PROBLEM » Go through the records below and tally the lines that include "dropdown". Answer with the number only.

RECORDS SHOWN »

- - -

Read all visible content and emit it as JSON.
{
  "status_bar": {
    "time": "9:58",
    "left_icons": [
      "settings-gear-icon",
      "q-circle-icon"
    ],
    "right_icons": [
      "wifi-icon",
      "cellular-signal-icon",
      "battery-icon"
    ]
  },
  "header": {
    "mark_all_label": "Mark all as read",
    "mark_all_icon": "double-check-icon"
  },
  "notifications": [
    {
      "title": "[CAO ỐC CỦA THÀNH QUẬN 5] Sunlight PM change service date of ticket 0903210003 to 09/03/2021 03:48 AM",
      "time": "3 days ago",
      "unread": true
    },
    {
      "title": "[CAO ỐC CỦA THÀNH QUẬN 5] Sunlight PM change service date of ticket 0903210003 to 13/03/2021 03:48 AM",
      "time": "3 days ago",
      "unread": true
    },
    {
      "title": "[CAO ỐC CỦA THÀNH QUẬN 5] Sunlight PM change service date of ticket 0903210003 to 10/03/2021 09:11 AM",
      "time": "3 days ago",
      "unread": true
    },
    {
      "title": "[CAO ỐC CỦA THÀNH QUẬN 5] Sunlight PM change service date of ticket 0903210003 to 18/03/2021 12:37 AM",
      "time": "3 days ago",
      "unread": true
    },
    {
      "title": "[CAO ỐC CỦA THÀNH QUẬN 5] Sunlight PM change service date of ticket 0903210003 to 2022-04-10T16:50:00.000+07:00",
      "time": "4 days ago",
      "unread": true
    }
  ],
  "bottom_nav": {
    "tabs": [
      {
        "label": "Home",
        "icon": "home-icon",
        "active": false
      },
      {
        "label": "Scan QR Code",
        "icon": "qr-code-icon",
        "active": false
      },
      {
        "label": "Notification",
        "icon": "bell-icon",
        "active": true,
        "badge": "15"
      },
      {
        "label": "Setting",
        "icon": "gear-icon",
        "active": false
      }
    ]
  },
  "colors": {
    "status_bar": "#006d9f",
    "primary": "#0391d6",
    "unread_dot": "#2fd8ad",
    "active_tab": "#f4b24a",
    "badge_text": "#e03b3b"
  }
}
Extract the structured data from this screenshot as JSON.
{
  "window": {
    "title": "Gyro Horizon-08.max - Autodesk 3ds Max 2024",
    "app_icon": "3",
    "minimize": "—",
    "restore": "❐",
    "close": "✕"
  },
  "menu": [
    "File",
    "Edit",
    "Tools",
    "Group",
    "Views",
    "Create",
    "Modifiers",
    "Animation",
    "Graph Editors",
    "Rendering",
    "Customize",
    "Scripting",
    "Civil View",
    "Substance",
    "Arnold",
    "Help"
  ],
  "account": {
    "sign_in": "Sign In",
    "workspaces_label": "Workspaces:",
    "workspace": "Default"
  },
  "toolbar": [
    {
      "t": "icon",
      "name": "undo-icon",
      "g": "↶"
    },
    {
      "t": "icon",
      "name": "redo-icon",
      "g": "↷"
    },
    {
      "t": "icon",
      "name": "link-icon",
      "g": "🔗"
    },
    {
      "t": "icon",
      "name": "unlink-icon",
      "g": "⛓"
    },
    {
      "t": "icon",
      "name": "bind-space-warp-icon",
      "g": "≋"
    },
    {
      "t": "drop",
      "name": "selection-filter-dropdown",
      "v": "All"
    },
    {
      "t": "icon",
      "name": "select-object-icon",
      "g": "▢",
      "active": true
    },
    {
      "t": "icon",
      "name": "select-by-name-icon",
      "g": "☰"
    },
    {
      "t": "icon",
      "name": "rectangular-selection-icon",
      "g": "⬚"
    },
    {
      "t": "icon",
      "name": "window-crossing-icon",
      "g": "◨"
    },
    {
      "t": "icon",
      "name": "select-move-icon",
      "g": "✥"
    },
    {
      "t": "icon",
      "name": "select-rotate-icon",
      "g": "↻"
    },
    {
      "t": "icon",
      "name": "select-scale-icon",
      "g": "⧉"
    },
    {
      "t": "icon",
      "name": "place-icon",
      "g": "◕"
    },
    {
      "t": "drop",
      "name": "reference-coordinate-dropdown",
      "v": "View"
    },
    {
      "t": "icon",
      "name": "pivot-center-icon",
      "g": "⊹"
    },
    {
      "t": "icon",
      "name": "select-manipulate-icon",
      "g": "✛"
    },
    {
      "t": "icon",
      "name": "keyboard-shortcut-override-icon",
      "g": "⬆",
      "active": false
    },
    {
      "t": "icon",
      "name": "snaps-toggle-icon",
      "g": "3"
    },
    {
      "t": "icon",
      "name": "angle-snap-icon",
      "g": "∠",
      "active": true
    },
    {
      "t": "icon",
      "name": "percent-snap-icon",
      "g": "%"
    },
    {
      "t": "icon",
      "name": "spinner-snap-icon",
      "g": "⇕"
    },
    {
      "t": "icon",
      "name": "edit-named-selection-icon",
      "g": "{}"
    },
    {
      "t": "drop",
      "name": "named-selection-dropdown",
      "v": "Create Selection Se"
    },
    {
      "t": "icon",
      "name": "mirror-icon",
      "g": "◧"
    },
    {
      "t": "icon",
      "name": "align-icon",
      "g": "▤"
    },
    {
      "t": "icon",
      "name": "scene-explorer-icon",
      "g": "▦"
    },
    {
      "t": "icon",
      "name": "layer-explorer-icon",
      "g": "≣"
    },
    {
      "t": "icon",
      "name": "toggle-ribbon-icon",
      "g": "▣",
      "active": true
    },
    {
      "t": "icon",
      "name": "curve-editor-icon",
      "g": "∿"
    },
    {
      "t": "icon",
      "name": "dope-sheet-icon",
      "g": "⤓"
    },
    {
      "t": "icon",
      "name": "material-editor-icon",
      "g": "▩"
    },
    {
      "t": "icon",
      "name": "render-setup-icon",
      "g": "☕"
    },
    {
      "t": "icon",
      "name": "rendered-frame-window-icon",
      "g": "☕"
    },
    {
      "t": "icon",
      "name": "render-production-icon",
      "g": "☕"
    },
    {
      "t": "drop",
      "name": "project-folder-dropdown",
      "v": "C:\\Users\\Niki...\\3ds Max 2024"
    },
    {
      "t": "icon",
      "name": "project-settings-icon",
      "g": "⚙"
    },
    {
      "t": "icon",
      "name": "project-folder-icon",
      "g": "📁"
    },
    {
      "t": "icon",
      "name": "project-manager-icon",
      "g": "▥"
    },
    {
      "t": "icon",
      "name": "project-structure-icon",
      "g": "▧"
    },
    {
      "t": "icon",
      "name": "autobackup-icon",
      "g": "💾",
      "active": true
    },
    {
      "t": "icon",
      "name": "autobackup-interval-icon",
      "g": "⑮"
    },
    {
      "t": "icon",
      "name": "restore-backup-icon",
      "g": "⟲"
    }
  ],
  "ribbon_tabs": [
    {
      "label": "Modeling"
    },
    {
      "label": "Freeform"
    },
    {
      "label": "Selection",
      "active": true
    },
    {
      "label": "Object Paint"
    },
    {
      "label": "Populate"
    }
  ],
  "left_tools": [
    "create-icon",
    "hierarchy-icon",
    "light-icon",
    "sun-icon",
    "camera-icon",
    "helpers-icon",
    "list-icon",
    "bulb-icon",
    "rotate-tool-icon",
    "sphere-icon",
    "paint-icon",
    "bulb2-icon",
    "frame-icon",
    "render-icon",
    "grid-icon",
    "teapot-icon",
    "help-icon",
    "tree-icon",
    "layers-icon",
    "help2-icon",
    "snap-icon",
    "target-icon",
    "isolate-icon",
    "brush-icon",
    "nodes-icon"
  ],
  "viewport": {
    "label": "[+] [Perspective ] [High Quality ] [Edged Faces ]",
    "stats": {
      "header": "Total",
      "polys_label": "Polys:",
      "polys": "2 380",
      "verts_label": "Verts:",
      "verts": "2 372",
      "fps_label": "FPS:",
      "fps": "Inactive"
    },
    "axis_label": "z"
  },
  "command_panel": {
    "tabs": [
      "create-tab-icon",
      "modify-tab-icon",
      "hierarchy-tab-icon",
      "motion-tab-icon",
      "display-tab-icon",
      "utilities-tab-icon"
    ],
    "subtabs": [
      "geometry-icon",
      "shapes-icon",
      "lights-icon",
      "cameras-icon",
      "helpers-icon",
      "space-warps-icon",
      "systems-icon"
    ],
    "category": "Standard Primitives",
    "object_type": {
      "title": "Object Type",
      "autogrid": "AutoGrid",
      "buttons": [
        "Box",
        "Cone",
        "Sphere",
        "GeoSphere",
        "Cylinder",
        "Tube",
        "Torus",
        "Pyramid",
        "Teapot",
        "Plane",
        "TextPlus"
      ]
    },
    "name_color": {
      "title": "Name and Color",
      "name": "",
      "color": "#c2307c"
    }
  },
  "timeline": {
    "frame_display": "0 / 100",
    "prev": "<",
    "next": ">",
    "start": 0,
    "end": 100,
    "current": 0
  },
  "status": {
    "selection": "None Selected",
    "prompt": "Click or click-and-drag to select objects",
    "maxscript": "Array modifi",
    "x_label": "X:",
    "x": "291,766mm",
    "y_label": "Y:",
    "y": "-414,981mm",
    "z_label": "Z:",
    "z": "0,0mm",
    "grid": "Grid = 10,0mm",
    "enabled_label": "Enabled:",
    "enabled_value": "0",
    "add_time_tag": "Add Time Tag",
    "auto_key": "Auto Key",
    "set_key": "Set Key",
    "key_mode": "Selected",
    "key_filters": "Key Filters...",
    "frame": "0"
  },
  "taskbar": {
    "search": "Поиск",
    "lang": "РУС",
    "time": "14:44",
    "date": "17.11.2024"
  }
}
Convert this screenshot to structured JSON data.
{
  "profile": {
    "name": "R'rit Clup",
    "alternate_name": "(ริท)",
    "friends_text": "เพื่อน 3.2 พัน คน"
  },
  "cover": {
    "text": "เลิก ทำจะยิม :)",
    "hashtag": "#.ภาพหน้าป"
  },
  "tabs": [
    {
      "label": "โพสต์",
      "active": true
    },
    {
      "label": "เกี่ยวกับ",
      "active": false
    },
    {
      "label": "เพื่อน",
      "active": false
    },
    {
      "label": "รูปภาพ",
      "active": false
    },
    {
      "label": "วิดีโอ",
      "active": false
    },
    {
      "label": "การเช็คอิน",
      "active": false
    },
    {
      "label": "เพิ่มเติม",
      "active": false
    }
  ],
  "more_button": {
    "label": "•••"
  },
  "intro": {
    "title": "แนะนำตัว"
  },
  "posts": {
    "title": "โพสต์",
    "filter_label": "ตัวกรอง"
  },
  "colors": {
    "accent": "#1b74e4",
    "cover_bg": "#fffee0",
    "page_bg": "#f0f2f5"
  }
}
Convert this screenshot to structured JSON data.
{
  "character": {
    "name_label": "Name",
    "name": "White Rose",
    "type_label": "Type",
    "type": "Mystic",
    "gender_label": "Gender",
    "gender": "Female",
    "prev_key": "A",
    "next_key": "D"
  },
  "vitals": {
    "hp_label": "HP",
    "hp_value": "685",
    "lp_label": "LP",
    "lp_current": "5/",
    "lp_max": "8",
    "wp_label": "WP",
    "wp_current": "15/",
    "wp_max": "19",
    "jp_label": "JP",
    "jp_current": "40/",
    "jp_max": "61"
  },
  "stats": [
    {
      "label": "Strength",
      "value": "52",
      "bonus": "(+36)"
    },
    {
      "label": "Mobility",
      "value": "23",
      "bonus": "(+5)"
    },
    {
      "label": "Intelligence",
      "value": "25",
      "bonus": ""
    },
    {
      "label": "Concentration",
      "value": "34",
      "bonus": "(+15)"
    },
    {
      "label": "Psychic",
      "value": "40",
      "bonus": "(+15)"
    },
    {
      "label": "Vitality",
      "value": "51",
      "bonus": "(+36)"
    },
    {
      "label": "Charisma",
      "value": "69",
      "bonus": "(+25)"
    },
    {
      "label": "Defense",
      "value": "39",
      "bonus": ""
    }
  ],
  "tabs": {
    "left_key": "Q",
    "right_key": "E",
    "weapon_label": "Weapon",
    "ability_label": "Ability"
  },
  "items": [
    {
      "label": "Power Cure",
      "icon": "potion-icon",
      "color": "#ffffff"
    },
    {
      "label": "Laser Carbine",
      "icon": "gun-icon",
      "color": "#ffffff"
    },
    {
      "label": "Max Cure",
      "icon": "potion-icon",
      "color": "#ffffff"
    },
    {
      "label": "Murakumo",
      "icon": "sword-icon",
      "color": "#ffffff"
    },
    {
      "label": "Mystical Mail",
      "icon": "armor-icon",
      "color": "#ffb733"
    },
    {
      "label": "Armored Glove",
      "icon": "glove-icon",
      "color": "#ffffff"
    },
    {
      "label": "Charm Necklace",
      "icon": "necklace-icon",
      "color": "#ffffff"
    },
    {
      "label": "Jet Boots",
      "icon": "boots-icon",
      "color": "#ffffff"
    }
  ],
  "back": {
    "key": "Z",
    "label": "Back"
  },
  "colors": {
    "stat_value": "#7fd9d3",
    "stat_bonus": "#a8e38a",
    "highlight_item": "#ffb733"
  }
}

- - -

YOUR RESPONSE » 4